• [DATA SHOWN]:
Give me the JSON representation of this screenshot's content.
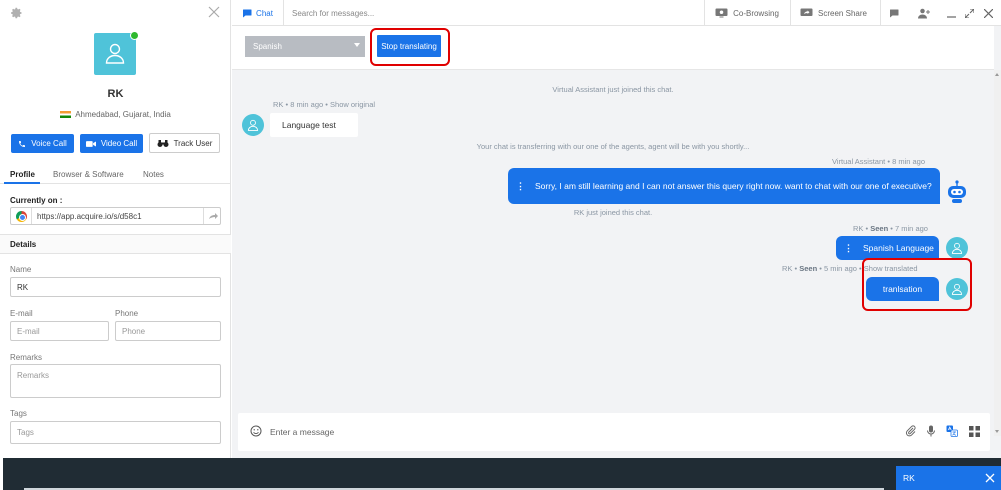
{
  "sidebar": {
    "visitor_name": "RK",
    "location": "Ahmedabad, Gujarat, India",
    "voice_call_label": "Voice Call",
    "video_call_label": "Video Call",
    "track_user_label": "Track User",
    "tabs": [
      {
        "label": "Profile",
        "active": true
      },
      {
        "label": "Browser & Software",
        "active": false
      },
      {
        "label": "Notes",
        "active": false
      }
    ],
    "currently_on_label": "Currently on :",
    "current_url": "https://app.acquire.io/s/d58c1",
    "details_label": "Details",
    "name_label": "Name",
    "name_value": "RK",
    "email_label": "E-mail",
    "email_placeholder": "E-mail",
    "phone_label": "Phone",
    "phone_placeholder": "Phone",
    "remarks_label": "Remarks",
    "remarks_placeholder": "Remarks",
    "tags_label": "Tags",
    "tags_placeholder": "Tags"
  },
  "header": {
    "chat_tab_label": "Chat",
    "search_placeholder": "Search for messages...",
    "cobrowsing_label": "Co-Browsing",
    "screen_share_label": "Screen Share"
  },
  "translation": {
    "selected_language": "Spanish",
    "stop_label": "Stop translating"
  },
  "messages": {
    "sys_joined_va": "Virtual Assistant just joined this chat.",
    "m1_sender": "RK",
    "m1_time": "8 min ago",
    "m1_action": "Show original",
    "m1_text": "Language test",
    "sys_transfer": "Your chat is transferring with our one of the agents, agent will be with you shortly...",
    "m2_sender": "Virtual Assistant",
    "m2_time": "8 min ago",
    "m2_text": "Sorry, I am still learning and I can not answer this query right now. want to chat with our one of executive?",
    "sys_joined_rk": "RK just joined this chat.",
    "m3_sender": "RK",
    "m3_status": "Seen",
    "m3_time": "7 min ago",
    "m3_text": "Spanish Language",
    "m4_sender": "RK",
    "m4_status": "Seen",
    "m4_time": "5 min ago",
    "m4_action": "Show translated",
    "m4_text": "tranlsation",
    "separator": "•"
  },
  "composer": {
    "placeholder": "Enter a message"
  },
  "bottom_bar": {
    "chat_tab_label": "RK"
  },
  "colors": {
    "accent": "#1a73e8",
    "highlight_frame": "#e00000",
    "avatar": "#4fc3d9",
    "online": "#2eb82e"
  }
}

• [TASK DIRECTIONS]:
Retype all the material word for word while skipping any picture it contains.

• [ANSWER]:
Give me the JSON representation of this screenshot's content.
{
  "sidebar": {
    "visitor_name": "RK",
    "location": "Ahmedabad, Gujarat, India",
    "voice_call_label": "Voice Call",
    "video_call_label": "Video Call",
    "track_user_label": "Track User",
    "tabs": [
      {
        "label": "Profile",
        "active": true
      },
      {
        "label": "Browser & Software",
        "active": false
      },
      {
        "label": "Notes",
        "active": false
      }
    ],
    "currently_on_label": "Currently on :",
    "current_url": "https://app.acquire.io/s/d58c1",
    "details_label": "Details",
    "name_label": "Name",
    "name_value": "RK",
    "email_label": "E-mail",
    "email_placeholder": "E-mail",
    "phone_label": "Phone",
    "phone_placeholder": "Phone",
    "remarks_label": "Remarks",
    "remarks_placeholder": "Remarks",
    "tags_label": "Tags",
    "tags_placeholder": "Tags"
  },
  "header": {
    "chat_tab_label": "Chat",
    "search_placeholder": "Search for messages...",
    "cobrowsing_label": "Co-Browsing",
    "screen_share_label": "Screen Share"
  },
  "translation": {
    "selected_language": "Spanish",
    "stop_label": "Stop translating"
  },
  "messages": {
    "sys_joined_va": "Virtual Assistant just joined this chat.",
    "m1_sender": "RK",
    "m1_time": "8 min ago",
    "m1_action": "Show original",
    "m1_text": "Language test",
    "sys_transfer": "Your chat is transferring with our one of the agents, agent will be with you shortly...",
    "m2_sender": "Virtual Assistant",
    "m2_time": "8 min ago",
    "m2_text": "Sorry, I am still learning and I can not answer this query right now. want to chat with our one of executive?",
    "sys_joined_rk": "RK just joined this chat.",
    "m3_sender": "RK",
    "m3_status": "Seen",
    "m3_time": "7 min ago",
    "m3_text": "Spanish Language",
    "m4_sender": "RK",
    "m4_status": "Seen",
    "m4_time": "5 min ago",
    "m4_action": "Show translated",
    "m4_text": "tranlsation",
    "separator": "•"
  },
  "composer": {
    "placeholder": "Enter a message"
  },
  "bottom_bar": {
    "chat_tab_label": "RK"
  },
  "colors": {
    "accent": "#1a73e8",
    "highlight_frame": "#e00000",
    "avatar": "#4fc3d9",
    "online": "#2eb82e"
  }
}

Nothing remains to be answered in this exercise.